▶ [WHAT YOU WILL DO]: Give back every entry, exactly as written.

▶ [ENTRIES PROVIDED]:
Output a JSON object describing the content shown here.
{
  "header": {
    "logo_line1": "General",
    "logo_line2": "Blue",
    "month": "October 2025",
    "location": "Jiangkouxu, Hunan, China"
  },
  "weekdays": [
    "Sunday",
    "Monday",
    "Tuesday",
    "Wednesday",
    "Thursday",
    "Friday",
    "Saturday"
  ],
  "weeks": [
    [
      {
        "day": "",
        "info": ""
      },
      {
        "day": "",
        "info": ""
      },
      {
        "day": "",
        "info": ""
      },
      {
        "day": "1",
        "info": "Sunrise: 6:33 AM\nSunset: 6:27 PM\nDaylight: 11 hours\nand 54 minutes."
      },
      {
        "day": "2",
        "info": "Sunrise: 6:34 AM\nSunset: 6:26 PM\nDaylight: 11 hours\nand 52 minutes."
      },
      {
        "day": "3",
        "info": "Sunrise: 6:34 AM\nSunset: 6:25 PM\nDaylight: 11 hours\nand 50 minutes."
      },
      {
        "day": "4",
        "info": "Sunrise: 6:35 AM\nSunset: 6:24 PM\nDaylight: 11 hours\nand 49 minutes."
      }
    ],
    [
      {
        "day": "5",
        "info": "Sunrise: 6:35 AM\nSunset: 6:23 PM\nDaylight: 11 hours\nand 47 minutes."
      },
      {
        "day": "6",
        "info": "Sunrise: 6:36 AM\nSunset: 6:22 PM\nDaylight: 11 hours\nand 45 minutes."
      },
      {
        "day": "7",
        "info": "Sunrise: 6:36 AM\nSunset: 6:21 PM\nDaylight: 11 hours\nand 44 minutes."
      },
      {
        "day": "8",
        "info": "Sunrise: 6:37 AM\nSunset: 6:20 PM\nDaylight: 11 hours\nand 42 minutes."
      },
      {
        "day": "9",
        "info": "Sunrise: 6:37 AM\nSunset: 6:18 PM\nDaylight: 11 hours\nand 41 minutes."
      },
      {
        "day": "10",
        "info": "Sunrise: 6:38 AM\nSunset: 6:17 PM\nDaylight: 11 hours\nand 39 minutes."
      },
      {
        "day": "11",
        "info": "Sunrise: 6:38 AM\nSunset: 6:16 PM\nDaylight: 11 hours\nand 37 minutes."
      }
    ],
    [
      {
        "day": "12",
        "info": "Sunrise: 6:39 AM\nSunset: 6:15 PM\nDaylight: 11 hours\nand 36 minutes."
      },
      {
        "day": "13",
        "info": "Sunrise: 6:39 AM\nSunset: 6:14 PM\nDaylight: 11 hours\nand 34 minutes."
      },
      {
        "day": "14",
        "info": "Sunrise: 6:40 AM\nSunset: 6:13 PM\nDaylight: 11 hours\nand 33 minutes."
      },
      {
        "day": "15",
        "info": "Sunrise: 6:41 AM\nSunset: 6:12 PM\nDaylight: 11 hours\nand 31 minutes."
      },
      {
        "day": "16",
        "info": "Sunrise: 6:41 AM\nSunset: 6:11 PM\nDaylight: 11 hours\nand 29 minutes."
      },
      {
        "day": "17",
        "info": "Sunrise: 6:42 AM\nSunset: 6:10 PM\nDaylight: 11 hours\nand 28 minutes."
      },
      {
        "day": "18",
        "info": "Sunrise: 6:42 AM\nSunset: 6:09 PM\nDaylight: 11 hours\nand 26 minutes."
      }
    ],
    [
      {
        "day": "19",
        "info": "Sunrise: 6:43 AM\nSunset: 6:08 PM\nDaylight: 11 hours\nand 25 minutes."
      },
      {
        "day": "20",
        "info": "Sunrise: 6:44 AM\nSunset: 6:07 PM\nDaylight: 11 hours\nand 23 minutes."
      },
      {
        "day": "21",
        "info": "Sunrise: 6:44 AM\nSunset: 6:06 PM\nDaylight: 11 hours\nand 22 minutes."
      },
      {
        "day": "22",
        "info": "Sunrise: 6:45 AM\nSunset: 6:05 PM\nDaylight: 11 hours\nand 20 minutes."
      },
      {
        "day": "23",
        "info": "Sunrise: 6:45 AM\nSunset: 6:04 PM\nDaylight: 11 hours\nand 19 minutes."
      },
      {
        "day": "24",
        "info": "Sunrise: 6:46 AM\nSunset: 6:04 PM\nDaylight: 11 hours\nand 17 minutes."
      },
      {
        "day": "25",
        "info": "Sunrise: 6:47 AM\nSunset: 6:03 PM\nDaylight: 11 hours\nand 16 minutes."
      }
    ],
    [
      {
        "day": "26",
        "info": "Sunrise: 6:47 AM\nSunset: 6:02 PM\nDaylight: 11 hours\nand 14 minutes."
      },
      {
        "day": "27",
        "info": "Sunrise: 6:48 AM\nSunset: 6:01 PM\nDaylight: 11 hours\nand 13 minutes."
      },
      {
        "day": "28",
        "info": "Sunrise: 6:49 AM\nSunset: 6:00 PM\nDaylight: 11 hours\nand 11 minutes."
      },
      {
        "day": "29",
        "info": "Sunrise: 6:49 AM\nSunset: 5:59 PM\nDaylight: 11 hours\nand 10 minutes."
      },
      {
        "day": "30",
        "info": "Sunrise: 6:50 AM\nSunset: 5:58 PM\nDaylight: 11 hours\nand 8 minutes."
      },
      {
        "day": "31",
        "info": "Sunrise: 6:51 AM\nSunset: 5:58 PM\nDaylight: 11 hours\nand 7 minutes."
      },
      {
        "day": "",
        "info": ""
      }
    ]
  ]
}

▶ [RESPONSE TO THE EXERCISE]:
Output a JSON object describing the content shown here.
{
  "header": {
    "logo_line1": "General",
    "logo_line2": "Blue",
    "month": "October 2025",
    "location": "Jiangkouxu, Hunan, China"
  },
  "weekdays": [
    "Sunday",
    "Monday",
    "Tuesday",
    "Wednesday",
    "Thursday",
    "Friday",
    "Saturday"
  ],
  "weeks": [
    [
      {
        "day": "",
        "info": ""
      },
      {
        "day": "",
        "info": ""
      },
      {
        "day": "",
        "info": ""
      },
      {
        "day": "1",
        "info": "Sunrise: 6:33 AM\nSunset: 6:27 PM\nDaylight: 11 hours\nand 54 minutes."
      },
      {
        "day": "2",
        "info": "Sunrise: 6:34 AM\nSunset: 6:26 PM\nDaylight: 11 hours\nand 52 minutes."
      },
      {
        "day": "3",
        "info": "Sunrise: 6:34 AM\nSunset: 6:25 PM\nDaylight: 11 hours\nand 50 minutes."
      },
      {
        "day": "4",
        "info": "Sunrise: 6:35 AM\nSunset: 6:24 PM\nDaylight: 11 hours\nand 49 minutes."
      }
    ],
    [
      {
        "day": "5",
        "info": "Sunrise: 6:35 AM\nSunset: 6:23 PM\nDaylight: 11 hours\nand 47 minutes."
      },
      {
        "day": "6",
        "info": "Sunrise: 6:36 AM\nSunset: 6:22 PM\nDaylight: 11 hours\nand 45 minutes."
      },
      {
        "day": "7",
        "info": "Sunrise: 6:36 AM\nSunset: 6:21 PM\nDaylight: 11 hours\nand 44 minutes."
      },
      {
        "day": "8",
        "info": "Sunrise: 6:37 AM\nSunset: 6:20 PM\nDaylight: 11 hours\nand 42 minutes."
      },
      {
        "day": "9",
        "info": "Sunrise: 6:37 AM\nSunset: 6:18 PM\nDaylight: 11 hours\nand 41 minutes."
      },
      {
        "day": "10",
        "info": "Sunrise: 6:38 AM\nSunset: 6:17 PM\nDaylight: 11 hours\nand 39 minutes."
      },
      {
        "day": "11",
        "info": "Sunrise: 6:38 AM\nSunset: 6:16 PM\nDaylight: 11 hours\nand 37 minutes."
      }
    ],
    [
      {
        "day": "12",
        "info": "Sunrise: 6:39 AM\nSunset: 6:15 PM\nDaylight: 11 hours\nand 36 minutes."
      },
      {
        "day": "13",
        "info": "Sunrise: 6:39 AM\nSunset: 6:14 PM\nDaylight: 11 hours\nand 34 minutes."
      },
      {
        "day": "14",
        "info": "Sunrise: 6:40 AM\nSunset: 6:13 PM\nDaylight: 11 hours\nand 33 minutes."
      },
      {
        "day": "15",
        "info": "Sunrise: 6:41 AM\nSunset: 6:12 PM\nDaylight: 11 hours\nand 31 minutes."
      },
      {
        "day": "16",
        "info": "Sunrise: 6:41 AM\nSunset: 6:11 PM\nDaylight: 11 hours\nand 29 minutes."
      },
      {
        "day": "17",
        "info": "Sunrise: 6:42 AM\nSunset: 6:10 PM\nDaylight: 11 hours\nand 28 minutes."
      },
      {
        "day": "18",
        "info": "Sunrise: 6:42 AM\nSunset: 6:09 PM\nDaylight: 11 hours\nand 26 minutes."
      }
    ],
    [
      {
        "day": "19",
        "info": "Sunrise: 6:43 AM\nSunset: 6:08 PM\nDaylight: 11 hours\nand 25 minutes."
      },
      {
        "day": "20",
        "info": "Sunrise: 6:44 AM\nSunset: 6:07 PM\nDaylight: 11 hours\nand 23 minutes."
      },
      {
        "day": "21",
        "info": "Sunrise: 6:44 AM\nSunset: 6:06 PM\nDaylight: 11 hours\nand 22 minutes."
      },
      {
        "day": "22",
        "info": "Sunrise: 6:45 AM\nSunset: 6:05 PM\nDaylight: 11 hours\nand 20 minutes."
      },
      {
        "day": "23",
        "info": "Sunrise: 6:45 AM\nSunset: 6:04 PM\nDaylight: 11 hours\nand 19 minutes."
      },
      {
        "day": "24",
        "info": "Sunrise: 6:46 AM\nSunset: 6:04 PM\nDaylight: 11 hours\nand 17 minutes."
      },
      {
        "day": "25",
        "info": "Sunrise: 6:47 AM\nSunset: 6:03 PM\nDaylight: 11 hours\nand 16 minutes."
      }
    ],
    [
      {
        "day": "26",
        "info": "Sunrise: 6:47 AM\nSunset: 6:02 PM\nDaylight: 11 hours\nand 14 minutes."
      },
      {
        "day": "27",
        "info": "Sunrise: 6:48 AM\nSunset: 6:01 PM\nDaylight: 11 hours\nand 13 minutes."
      },
      {
        "day": "28",
        "info": "Sunrise: 6:49 AM\nSunset: 6:00 PM\nDaylight: 11 hours\nand 11 minutes."
      },
      {
        "day": "29",
        "info": "Sunrise: 6:49 AM\nSunset: 5:59 PM\nDaylight: 11 hours\nand 10 minutes."
      },
      {
        "day": "30",
        "info": "Sunrise: 6:50 AM\nSunset: 5:58 PM\nDaylight: 11 hours\nand 8 minutes."
      },
      {
        "day": "31",
        "info": "Sunrise: 6:51 AM\nSunset: 5:58 PM\nDaylight: 11 hours\nand 7 minutes."
      },
      {
        "day": "",
        "info": ""
      }
    ]
  ]
}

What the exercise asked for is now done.